-------- Data to process
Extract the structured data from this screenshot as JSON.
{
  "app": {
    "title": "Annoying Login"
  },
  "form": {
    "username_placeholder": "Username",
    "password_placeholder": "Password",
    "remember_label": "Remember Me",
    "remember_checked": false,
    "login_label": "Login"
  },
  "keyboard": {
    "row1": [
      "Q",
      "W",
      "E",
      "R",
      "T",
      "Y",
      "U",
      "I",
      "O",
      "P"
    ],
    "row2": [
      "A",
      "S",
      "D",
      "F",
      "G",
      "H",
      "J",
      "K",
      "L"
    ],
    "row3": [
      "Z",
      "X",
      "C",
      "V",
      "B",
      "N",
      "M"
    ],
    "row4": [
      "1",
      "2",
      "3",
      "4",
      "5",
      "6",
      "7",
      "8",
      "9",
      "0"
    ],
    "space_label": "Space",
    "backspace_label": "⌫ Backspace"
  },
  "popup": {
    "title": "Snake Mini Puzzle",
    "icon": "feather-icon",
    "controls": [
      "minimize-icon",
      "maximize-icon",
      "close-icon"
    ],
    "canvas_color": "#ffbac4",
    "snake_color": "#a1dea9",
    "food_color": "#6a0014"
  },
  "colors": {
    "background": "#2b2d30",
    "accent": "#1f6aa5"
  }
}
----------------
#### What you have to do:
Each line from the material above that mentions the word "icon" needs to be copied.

#### Exercise output:
    "icon": "feather-icon",
      "minimize-icon",
      "maximize-icon",
      "close-icon"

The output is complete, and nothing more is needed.